Wilbur Ross’ International Textile Group, owner of Cone Denim and Burlington WorldWide, reported profit and sales increased in 2015 despite a challenging market.

ITG, in its annual report and 10K filing with the Securities and Exchange Commission, said gross profit rose 23 percent to $87.6 million in 2015, compared to earnings of $71.4 million a year earlier.

Consolidated net sales increased 0.3 percent to $610.4 million in 2015 from $595.4 million in 2014.

ITG said gross profit margins increased primarily thanks to lower raw material and energy costs, higher sales in its denim fabric and municipal government wool fabric businesses, lower manufacturing costs due to higher production, higher selling prices and an improved product mix in the synthetic fabrics, technical fabrics and U.S. government wool uniform businesses.

Such improvements were partially offset by lower selling prices and a less favorable product mix, primarily in the denim and municipal government wool uniform businesses, higher labor costs, and lower volumes in segments such as the U.S. government wool uniform fabric, and synthetic and technical fabric.

The company said sales gains resulted from increased demand for denim, a core of the Cone business, and new programs in the worsted wool uniform fabrics business at Burlington as well as an improved product mix and higher selling prices in the technical fabrics and synthetic fabrics businesses.

These results were partially offset by such factors as lower demand in the synthetic fabrics business, decreased sales resulting from U.S. governmental budget constraints and program changes affecting certain military uniform businesses.

Operating income in 2015 rose 66 percent to $42.9 million, compared to $25.8 million in 2014.

Net sales in the bottom-weight woven fabrics segment rose slightly to $568.2 million last year from $563.2 million in 2014. The increase was attributed to higher sales of $29.7 million for denim and new programs in the wool uniform business, as well as $13.2 million resulting from higher selling prices and an improved product mix in the technical and synthetic fabrics businesses.

Income in the bottom-weight woven fabrics segment increased 42 percent to $49 million in 2015, compared to $34.4 million in 2014. ITG said the increase in income came from lower raw material and energy costs of $33.3 million; higher sales in the company’s municipal government wool fabric and denim fabric businesses of $4.6 million; $1.6 million in lower manufacturing costs due to increased production; higher selling prices, and an improved product mix of $8.1 million in the synthetic fabrics, technical fabrics and U.S. government wool uniform businesses, as well as favorable impacts from changes in foreign currency exchange rates of $6.2 million.

ITG, headquartered in Greensboro, N.C., has operations in the U.S., Mexico and China.
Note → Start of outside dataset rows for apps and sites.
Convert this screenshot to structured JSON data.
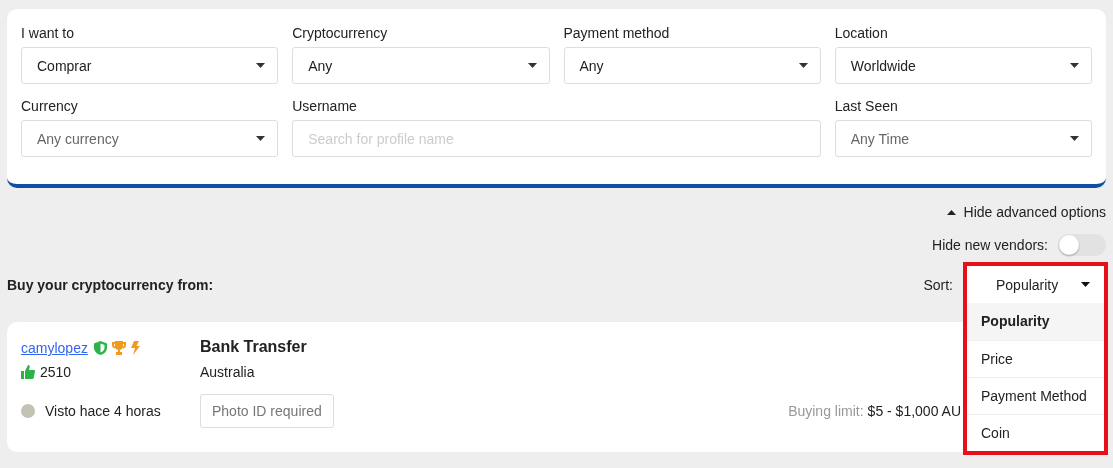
{
  "filters": [
    [
      {
        "kind": "select",
        "label": "I want to",
        "value": "Comprar"
      },
      {
        "kind": "select",
        "label": "Cryptocurrency",
        "value": "Any"
      },
      {
        "kind": "select",
        "label": "Payment method",
        "value": "Any"
      },
      {
        "kind": "select",
        "label": "Location",
        "value": "Worldwide"
      }
    ],
    [
      {
        "kind": "select",
        "label": "Currency",
        "placeholder": "Any currency"
      },
      {
        "kind": "text",
        "label": "Username",
        "placeholder": "Search for profile name"
      },
      {
        "kind": "select",
        "label": "Last Seen",
        "placeholder": "Any Time"
      }
    ]
  ],
  "advanced": {
    "label": "Hide advanced options",
    "expanded": true
  },
  "hide_new_vendors": {
    "label": "Hide new vendors:",
    "on": false
  },
  "heading": "Buy your cryptocurrency from:",
  "sort": {
    "label": "Sort:",
    "value": "Popularity",
    "open": true,
    "options": [
      {
        "label": "Popularity",
        "selected": true
      },
      {
        "label": "Price",
        "selected": false
      },
      {
        "label": "Payment Method",
        "selected": false
      },
      {
        "label": "Coin",
        "selected": false
      }
    ]
  },
  "listing": {
    "username": "camylopez",
    "rating": "2510",
    "method": "Bank Transfer",
    "location": "Australia",
    "last_seen": "Visto hace 4 horas",
    "online": false,
    "requirement": "Photo ID required",
    "limit_label": "Buying limit:",
    "limit_value": "$5 - $1,000 AU"
  }
}
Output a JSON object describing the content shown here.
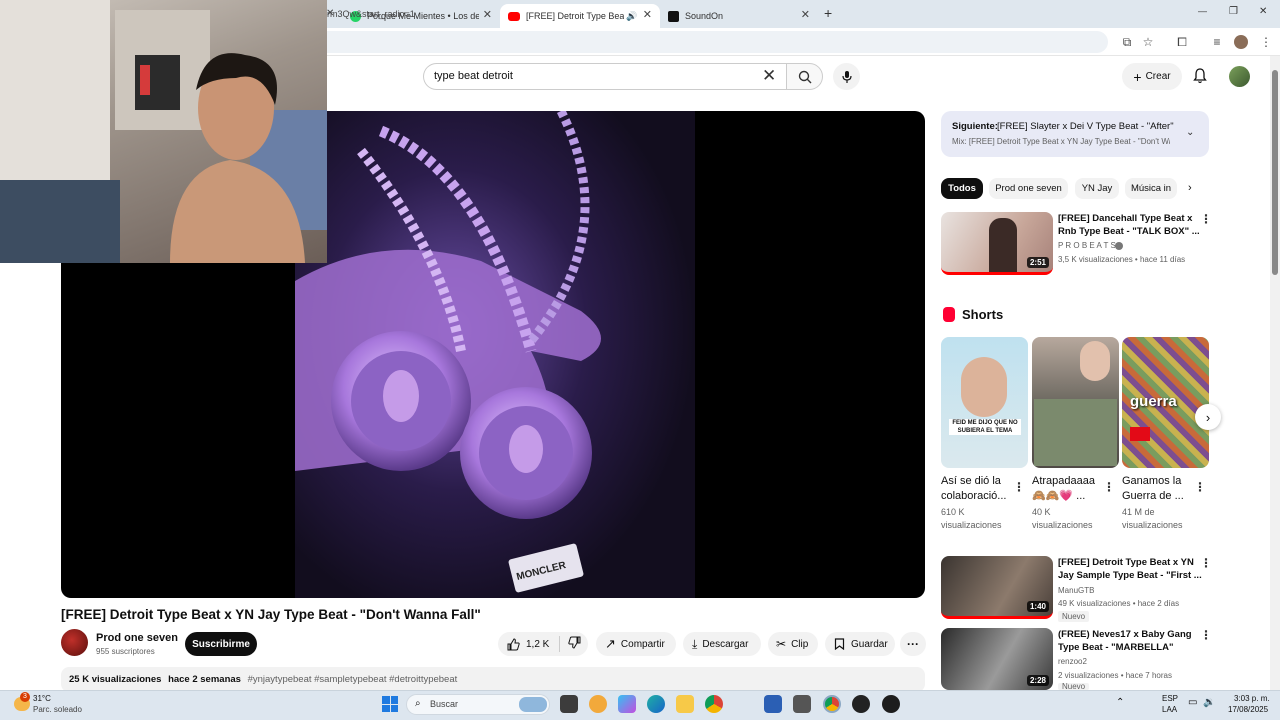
{
  "browser": {
    "tabs": [
      {
        "label": "Porque Me Mientes • Los del Tu"
      },
      {
        "label": "[FREE] Detroit Type Beat x Y"
      },
      {
        "label": "SoundOn"
      }
    ],
    "new_tab": "+",
    "url": "rm3Qw&start_radio=1",
    "window_controls": {
      "minimize": "—",
      "restore": "❐",
      "close": "✕"
    }
  },
  "header": {
    "search_value": "type beat detroit",
    "create_label": "Crear"
  },
  "video": {
    "title": "[FREE] Detroit Type Beat x YN Jay Type Beat - \"Don't Wanna Fall\"",
    "channel_name": "Prod one seven",
    "subscribers": "955 suscriptores",
    "subscribe_label": "Suscribirme",
    "likes": "1,2 K",
    "share_label": "Compartir",
    "download_label": "Descargar",
    "clip_label": "Clip",
    "save_label": "Guardar",
    "description": {
      "views": "25 K visualizaciones",
      "date": "hace 2 semanas",
      "tags": "#ynjaytypebeat #sampletypebeat #detroittypebeat"
    },
    "pendant_text": "MONCLER"
  },
  "sidebar": {
    "next_label": "Siguiente:",
    "next_title": "[FREE] Slayter x Dei V Type Beat - \"After\" |...",
    "mix_title": "Mix: [FREE] Detroit Type Beat x YN Jay Type Beat - \"Don't Wa...",
    "chips": [
      "Todos",
      "Prod one seven",
      "YN Jay",
      "Música in"
    ],
    "shorts_heading": "Shorts",
    "videos": [
      {
        "title1": "[FREE] Dancehall Type Beat x",
        "title2": "Rnb Type Beat - \"TALK BOX\" ...",
        "channel": "P R O B E A T S",
        "meta": "3,5 K visualizaciones • hace 11 días",
        "duration": "2:51"
      },
      {
        "title1": "[FREE] Detroit Type Beat x YN",
        "title2": "Jay Sample Type Beat - \"First ...",
        "channel": "ManuGTB",
        "meta": "49 K visualizaciones • hace 2 días",
        "badge": "Nuevo",
        "duration": "1:40"
      },
      {
        "title1": "(FREE) Neves17 x Baby Gang",
        "title2": "Type Beat - \"MARBELLA\"",
        "channel": "renzoo2",
        "meta": "2 visualizaciones • hace 7 horas",
        "badge": "Nuevo",
        "duration": "2:28"
      }
    ],
    "shorts": [
      {
        "title1": "Así se dió la",
        "title2": "colaboració...",
        "views1": "610 K",
        "views2": "visualizaciones",
        "caption": "FEID ME DIJO QUE NO SUBIERA EL TEMA"
      },
      {
        "title1": "Atrapadaaaa",
        "title2": "🙈🙈💗 ...",
        "views1": "40 K",
        "views2": "visualizaciones"
      },
      {
        "title1": "Ganamos la",
        "title2": "Guerra de ...",
        "views1": "41 M de",
        "views2": "visualizaciones",
        "caption": "guerra"
      }
    ]
  },
  "taskbar": {
    "weather_temp": "31°C",
    "weather_desc": "Parc. soleado",
    "weather_badge": "3",
    "search_label": "Buscar",
    "lang1": "ESP",
    "lang2": "LAA",
    "time": "3:03 p. m.",
    "date": "17/08/2025"
  },
  "colors": {
    "youtube_red": "#ff0000",
    "shorts_red": "#ff0033",
    "taskbar": "#dde6ef",
    "purple_glow": "#8b5cf6"
  }
}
ITG said its strategy is to be “the preeminent global supplier of solution-based, value-added performance products and services for the textile supply chain.” At year’s end, ITG employed about 4,750 people worldwide.

“We believe geographically aligning with our customers is a critical component of our success,” ITG said in its filing.

ITG was founded by Ross in 2004. He stepped down as chairman in November 2014, but his company, WL Ross & Co., still performs advisory services and holds 83.6 percent of ITG shares, according to the SEC filing.

Through its Cone Denim business unit, the company manufactures and markets a variety of denim apparel fabrics for the global jeanswear market. Denims are generally “yarn-dyed,” which means that the yarn is dyed before the fabric is woven. The result is a fabric with variations in color that give denim its distinctive appearance.

Denim fabrics are marketed under the Cone Denim brand name to the premium and vintage jeanswear markets, where styling and innovation are important factors, as well as to the fashion and better basic jeanswear markets, where pricing is more important, the company said.

Worsted and synthetic fabrics are marketed under the Burlington WorldWide and Raeford Uniform brand names. Worsted fabrics include wool and wool blended fabrics primarily targeted at branded men’s apparel customers and the uniform career apparel trade. Worsted fabrics marketed under the Burlington WorldWide brand name are also produced for the military dress uniform business.

Synthetic fabrics include polyester, nylon and polyester blended fabrics with wool, rayon and spandex. These products are targeted for the production of men’s and women’s apparel, performance activewear and uniform career apparel.